Attorney General: Mayor Barkat Could Stand Trial for Not Evicting Jews From East Jersualem House

Beit Yonatan is an illegally built home erected by Jews in the predominantly Arab neighborhood of Silwan in East Jerusalem.

Jerusalem Mayor Nir Barkat may face criminal proceedings if he continues to delay implementation of a court order to evict the residents from Beit Yonatan and seal the building, Attorney General Yehuda Weinstein advised the mayor in a letter yesterday.

Implementing the order "is not subject to your discretion as mayor," Weinstein wrote.

Beit Yonatan is an illegally built home erected by Jews in the predominantly Arab neighborhood of Silwan in East Jerusalem.

Weinstein's letter came in response to the agreement Barkat reached three weeks ago with the right-wing group Ateret Cohanim, which had placed the Jewish residents in Beit Yonatan. The agreement stipulated that Ateret Cohanim would give up its demand to evict dozens of Palestinians from a building it owns nearby, known as the Abu Nab house or the Yemenite synagogue, if Barkat delayed implementation of the eviction order for Beit Yonatan.

After the agreement was reached, the Jerusalem police canceled a major operation to evacuate both buildings at the last minute.

A day after the operation was canceled, the attorney general summoned police and municipal officials to a meeting in his office to examine the legality of the arrangement Barkat had reached.

Weinstein wrote Barkat that the eviction had been repeatedly ordered by the court, and "having found that the case does not meet the criteria for delaying implementation, it is also not subject to my discretion as head of Israel's law enforcement system."

Barkat is also required to enforce other eviction orders, including those involving Palestinians, Weinstein wrote, but implementation of the order for Beit Yonatan is not conditional on implementing any of these other orders: They are completely independent.

In the last paragraph, Weinstein drew Barkat's attention to a 2007 directive issued by the Interior Ministry's director general, which stated that intervening in the implementation of a court order "may constitute a criminal offense by the intervening party." He also cited a 2006 directive by the then-attorney general that reached a similar conclusion.
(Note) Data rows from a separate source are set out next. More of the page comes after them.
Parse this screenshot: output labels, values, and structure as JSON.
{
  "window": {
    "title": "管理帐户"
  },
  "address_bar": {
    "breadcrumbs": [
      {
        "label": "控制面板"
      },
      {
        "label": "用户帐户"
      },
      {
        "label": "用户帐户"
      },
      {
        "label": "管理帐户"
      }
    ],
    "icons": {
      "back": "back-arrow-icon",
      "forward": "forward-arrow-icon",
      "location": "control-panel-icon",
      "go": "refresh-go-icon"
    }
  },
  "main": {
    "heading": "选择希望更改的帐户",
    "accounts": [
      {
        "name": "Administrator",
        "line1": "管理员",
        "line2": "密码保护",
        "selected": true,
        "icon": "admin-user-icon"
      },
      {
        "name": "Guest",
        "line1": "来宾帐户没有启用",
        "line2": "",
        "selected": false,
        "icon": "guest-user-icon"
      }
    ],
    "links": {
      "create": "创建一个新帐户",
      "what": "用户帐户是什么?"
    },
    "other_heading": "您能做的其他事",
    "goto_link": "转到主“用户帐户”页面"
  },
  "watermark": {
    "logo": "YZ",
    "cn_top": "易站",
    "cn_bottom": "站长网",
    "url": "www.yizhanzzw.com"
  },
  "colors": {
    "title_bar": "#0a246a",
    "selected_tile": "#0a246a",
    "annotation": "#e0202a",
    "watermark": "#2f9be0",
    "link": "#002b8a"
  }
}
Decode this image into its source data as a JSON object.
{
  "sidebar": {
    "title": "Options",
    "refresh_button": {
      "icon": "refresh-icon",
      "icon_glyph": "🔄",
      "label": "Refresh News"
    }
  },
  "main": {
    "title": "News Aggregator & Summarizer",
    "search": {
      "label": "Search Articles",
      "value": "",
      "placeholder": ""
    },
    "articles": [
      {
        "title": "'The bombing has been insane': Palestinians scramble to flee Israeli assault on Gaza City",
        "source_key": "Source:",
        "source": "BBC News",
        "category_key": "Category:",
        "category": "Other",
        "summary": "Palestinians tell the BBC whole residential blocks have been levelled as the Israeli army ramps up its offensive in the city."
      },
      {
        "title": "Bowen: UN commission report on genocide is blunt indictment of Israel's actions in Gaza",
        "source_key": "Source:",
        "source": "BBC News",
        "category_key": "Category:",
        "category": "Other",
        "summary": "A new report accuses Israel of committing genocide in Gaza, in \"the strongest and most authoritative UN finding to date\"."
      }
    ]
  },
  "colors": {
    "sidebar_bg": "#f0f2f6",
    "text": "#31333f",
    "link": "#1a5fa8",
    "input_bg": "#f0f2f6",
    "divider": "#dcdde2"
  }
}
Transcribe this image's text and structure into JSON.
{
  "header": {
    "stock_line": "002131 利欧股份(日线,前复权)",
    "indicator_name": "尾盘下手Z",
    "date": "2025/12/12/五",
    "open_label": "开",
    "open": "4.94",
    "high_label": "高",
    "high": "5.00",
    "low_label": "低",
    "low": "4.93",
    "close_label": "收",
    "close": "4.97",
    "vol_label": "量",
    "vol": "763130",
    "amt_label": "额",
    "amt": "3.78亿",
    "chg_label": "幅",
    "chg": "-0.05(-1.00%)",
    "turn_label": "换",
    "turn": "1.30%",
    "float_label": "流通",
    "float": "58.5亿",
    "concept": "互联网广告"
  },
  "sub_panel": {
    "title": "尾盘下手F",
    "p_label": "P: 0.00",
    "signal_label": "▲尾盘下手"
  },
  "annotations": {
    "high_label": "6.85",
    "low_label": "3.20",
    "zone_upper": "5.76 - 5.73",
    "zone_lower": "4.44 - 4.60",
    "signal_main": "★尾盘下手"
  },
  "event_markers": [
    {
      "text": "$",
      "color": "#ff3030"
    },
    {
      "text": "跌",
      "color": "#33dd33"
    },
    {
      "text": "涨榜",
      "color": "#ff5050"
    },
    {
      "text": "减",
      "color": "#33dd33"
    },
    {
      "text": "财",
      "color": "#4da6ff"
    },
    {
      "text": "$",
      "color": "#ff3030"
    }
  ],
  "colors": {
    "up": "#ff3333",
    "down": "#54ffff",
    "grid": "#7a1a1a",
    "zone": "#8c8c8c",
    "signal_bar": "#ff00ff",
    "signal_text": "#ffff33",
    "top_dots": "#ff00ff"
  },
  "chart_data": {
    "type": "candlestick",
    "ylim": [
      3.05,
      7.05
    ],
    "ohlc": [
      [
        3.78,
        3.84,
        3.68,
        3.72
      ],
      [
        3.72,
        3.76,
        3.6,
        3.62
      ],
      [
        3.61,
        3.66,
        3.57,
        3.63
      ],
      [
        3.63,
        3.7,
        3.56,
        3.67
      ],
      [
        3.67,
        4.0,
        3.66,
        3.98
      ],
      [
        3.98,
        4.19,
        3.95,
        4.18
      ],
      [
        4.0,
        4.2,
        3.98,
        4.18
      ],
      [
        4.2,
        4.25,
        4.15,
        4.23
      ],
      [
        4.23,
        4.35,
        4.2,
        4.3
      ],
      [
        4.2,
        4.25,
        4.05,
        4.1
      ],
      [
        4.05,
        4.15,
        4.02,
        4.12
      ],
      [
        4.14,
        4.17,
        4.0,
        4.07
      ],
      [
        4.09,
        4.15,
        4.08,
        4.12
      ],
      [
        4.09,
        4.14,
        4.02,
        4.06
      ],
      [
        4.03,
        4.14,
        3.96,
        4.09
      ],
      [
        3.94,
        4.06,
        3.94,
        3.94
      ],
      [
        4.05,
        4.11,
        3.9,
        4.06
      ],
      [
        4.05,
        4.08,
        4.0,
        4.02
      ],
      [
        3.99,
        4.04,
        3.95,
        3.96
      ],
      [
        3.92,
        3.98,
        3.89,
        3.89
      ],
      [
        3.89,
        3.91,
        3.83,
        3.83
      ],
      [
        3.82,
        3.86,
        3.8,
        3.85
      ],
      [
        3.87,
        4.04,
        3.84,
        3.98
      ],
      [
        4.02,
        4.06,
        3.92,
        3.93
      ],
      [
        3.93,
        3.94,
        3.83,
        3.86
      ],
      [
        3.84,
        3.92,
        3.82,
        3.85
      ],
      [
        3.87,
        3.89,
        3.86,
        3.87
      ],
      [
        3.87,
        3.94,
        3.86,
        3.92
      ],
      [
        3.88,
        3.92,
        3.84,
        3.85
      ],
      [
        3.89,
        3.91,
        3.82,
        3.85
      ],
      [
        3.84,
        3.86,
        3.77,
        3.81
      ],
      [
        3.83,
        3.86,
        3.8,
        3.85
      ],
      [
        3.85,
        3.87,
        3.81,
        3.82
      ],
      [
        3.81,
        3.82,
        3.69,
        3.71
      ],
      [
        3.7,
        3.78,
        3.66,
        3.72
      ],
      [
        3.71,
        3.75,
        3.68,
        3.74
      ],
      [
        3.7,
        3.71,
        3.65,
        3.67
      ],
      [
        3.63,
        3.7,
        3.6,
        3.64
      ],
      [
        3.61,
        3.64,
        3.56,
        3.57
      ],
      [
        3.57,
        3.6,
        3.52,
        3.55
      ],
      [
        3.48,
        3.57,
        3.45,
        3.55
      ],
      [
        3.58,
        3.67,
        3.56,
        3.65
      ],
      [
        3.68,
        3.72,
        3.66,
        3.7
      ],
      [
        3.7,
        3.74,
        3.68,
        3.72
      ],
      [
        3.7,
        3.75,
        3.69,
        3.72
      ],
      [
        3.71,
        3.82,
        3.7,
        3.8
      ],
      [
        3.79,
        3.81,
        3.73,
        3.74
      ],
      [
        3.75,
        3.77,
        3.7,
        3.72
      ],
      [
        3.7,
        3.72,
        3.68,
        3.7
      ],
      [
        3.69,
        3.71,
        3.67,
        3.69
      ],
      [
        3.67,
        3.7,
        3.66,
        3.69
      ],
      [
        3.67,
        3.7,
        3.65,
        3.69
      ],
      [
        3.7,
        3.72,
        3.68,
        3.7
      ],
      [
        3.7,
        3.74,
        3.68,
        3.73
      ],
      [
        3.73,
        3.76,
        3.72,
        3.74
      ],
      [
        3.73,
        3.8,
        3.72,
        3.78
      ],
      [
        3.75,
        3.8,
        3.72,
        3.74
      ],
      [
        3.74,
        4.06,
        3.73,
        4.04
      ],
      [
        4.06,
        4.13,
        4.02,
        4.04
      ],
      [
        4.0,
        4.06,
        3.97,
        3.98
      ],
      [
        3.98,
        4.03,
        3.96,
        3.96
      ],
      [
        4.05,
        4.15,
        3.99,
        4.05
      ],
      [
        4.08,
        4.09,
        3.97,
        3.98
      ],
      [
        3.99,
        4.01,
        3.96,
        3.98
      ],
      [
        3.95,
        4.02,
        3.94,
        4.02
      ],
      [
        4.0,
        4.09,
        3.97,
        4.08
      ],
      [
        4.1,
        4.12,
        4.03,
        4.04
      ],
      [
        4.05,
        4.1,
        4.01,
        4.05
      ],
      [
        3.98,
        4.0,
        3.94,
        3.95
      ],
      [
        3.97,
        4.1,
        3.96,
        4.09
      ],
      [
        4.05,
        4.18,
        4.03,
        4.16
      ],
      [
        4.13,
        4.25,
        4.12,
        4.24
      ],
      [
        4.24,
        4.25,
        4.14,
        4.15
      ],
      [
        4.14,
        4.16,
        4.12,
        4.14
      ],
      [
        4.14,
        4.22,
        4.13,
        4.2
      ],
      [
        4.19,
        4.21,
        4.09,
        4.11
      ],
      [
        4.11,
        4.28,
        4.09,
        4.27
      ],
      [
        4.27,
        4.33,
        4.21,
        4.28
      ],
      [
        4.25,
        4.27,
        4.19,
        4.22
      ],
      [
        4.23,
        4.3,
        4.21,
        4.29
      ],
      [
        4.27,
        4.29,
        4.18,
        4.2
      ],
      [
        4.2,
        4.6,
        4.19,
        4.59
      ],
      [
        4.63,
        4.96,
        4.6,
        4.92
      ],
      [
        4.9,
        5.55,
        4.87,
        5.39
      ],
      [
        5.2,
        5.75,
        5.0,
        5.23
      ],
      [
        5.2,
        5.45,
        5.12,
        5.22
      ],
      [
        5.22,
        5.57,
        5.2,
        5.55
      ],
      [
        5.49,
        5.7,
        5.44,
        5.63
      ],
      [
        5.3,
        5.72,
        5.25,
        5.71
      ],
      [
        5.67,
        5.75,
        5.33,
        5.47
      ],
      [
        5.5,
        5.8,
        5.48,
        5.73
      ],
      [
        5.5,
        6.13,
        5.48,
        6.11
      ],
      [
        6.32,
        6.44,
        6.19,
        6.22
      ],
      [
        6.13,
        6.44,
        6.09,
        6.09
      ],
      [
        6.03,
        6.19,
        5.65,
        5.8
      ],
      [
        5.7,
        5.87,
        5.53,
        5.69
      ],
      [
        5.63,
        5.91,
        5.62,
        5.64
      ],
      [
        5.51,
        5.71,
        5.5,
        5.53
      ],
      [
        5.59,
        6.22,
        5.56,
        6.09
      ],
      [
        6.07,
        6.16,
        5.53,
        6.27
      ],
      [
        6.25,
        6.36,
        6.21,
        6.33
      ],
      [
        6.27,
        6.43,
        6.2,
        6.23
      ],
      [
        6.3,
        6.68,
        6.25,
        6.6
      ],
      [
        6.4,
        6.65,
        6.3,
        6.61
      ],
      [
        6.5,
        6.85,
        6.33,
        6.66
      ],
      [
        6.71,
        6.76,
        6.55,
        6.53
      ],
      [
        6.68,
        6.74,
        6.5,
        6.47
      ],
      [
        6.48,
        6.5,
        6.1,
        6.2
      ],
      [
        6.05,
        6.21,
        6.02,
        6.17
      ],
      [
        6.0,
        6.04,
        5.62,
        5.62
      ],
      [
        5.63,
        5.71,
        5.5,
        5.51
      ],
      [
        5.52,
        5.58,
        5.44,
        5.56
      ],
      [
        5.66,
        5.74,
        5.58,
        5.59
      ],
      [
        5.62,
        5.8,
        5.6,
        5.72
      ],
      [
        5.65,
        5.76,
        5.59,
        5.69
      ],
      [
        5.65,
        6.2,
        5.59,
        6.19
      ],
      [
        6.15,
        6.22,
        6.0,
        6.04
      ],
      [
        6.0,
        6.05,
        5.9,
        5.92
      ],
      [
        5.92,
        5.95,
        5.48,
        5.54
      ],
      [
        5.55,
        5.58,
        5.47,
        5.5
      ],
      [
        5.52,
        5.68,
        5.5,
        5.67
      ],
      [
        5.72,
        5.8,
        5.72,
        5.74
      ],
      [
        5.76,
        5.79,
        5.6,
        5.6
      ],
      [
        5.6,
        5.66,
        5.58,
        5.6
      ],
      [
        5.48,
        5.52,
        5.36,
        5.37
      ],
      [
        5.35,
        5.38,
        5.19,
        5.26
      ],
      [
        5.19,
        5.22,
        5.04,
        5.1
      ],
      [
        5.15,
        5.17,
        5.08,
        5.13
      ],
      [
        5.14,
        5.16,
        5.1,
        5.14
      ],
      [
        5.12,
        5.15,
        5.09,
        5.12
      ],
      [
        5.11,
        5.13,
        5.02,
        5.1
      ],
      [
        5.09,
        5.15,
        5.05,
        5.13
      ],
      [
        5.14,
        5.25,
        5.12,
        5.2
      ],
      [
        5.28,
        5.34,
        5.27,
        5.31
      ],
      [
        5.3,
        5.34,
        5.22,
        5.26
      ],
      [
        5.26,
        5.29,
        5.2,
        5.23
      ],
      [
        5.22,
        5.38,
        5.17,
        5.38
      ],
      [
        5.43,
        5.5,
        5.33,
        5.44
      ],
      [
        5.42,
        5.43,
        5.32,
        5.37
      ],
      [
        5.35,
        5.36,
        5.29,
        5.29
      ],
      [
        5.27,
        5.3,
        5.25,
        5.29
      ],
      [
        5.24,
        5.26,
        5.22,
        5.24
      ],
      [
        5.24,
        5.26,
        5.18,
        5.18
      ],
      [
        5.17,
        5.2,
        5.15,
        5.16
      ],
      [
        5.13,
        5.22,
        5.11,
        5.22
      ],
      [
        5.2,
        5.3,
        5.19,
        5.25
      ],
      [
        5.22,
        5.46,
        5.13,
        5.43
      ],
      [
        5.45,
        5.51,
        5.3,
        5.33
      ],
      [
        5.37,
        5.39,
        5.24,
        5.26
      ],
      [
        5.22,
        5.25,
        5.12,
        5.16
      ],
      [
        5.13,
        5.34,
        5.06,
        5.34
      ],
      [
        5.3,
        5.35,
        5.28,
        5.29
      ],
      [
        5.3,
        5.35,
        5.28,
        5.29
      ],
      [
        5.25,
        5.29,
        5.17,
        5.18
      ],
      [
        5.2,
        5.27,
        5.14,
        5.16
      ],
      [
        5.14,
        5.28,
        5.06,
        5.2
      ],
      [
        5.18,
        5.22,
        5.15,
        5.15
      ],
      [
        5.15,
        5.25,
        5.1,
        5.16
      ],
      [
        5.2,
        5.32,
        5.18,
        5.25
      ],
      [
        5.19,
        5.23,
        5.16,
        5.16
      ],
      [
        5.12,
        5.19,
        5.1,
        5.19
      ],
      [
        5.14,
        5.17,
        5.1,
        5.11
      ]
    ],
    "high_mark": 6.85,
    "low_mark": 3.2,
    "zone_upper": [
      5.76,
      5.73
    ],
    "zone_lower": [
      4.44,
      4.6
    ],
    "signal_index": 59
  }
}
Barkat's office said "the Jerusalem municipality and the mayor respect the court's rulings and the attorney general's directives. Barkat has directed the municipal experts dealing with the issue to proceed in accordance with the law, municipal procedures and the attorney general's directives."